(Component data from apps and pages)
=-=-=
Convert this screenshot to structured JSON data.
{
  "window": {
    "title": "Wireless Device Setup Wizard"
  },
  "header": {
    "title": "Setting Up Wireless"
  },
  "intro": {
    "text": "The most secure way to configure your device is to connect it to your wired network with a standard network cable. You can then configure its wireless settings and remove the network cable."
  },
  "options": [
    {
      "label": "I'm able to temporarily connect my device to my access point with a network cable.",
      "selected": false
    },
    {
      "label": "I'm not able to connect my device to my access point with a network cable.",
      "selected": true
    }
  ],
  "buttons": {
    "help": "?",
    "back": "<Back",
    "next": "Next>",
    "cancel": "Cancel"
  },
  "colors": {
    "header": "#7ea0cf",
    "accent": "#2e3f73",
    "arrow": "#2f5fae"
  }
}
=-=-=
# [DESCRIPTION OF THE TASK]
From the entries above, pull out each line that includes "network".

# [SOLUTION TO THIS PROBLEM]
    "text": "The most secure way to configure your device is to connect it to your wired network with a standard network cable. You can then configure its wireless settings and remove the network cable."
      "label": "I'm able to temporarily connect my device to my access point with a network cable.",
      "label": "I'm not able to connect my device to my access point with a network cable.",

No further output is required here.